•Idaho’s treatment of wolves – shooting, trapping, snaring, aerial gunning – is inhumane & has no place in a civilized society, Idaho is already looked upon as a 3rd World Country existing within the United States, and your wolf killing plan furthers this impression.
•The indiscriminate killing of wolves of any age, as advocated by the Idaho Dept. of Fish and Game and the IDFG Commissioners, is spotlighting Idaho as a backwater state, that you wouldn’t want to visit, let alone call home. The wolf snaring and trapping season is a danger to anyone who has dogs or small children.
•Ranchers are being irresponsible in protecting their livestock from predators and IDFG is encouraging this by willingly ordering the slaughter of any wolves that might exist within miles. There is no accountability whatsoever on the part of sheep or cattle ranchers. I will no longer eat beef or lamb that comes from Idaho.
•IDFG’s management of wolves has drawn attention to the mismanagement of ranchers and their livestock. Like never before, public lands ranching is under scrutiny and I for one support, the removal of all livestock from my public lands. IDFG used to stand up for wildlife, now it appears you are but another pawn for the powerful cattle and sheep ranches.
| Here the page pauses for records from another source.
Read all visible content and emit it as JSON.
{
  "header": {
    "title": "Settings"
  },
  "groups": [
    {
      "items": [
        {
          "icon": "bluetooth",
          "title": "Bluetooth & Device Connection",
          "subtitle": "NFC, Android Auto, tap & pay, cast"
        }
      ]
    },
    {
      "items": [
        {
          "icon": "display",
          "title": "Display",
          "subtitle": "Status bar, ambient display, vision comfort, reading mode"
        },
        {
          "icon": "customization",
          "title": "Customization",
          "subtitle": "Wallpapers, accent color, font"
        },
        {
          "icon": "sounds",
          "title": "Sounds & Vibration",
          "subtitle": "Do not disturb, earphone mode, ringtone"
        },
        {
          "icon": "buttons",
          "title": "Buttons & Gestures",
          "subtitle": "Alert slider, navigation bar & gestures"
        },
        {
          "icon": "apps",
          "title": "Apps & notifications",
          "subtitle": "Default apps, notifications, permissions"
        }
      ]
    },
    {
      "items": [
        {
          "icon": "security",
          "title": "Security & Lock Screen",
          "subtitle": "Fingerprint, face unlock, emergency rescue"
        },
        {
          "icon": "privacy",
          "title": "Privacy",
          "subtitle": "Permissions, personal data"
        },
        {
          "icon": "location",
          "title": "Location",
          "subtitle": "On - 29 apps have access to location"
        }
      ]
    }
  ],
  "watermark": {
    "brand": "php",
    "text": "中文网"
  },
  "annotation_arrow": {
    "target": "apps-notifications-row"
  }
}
•IDFG’s war on wolves – with the goal of killing by any means possible – all but 200 wolves in the state, has also drawn attention to big game outfitters who have made it clear they dislike wolves. I will never hire an outfitter who hunts wolves. I will boycott any business that supports the hunting of wolves. I will urge my friends and family to boycott Idaho until IDFG changes it’s campaign against wolves.
Gov. Butch Otter
Fax: (208) 334-3454
Idaho Fish and Game Commissioners
Upper Snake RegionKenny Anderson
Idaho Fish and Game
IDFG Director Virgil Moore:
Jon Rachael, IDFG Wildlife Dept.
Idaho tourism office
Write the Potato Commission
Photos: Courtesy of Idaho WildWolf Images Copyright 2011
Top Wolf Photo: Courtesy Animal Pictures Archive
Elk Photo: Courtesy Wikimedia Commons
Posted in: Wolf Wars, Idaho Wolves
Tags: B412, Soldier Mountain Pack, black wolf, Idaho, Wildlife Services, IDFG, wolf hunt, traps and snares, aerial gunning, Flat Top Ranch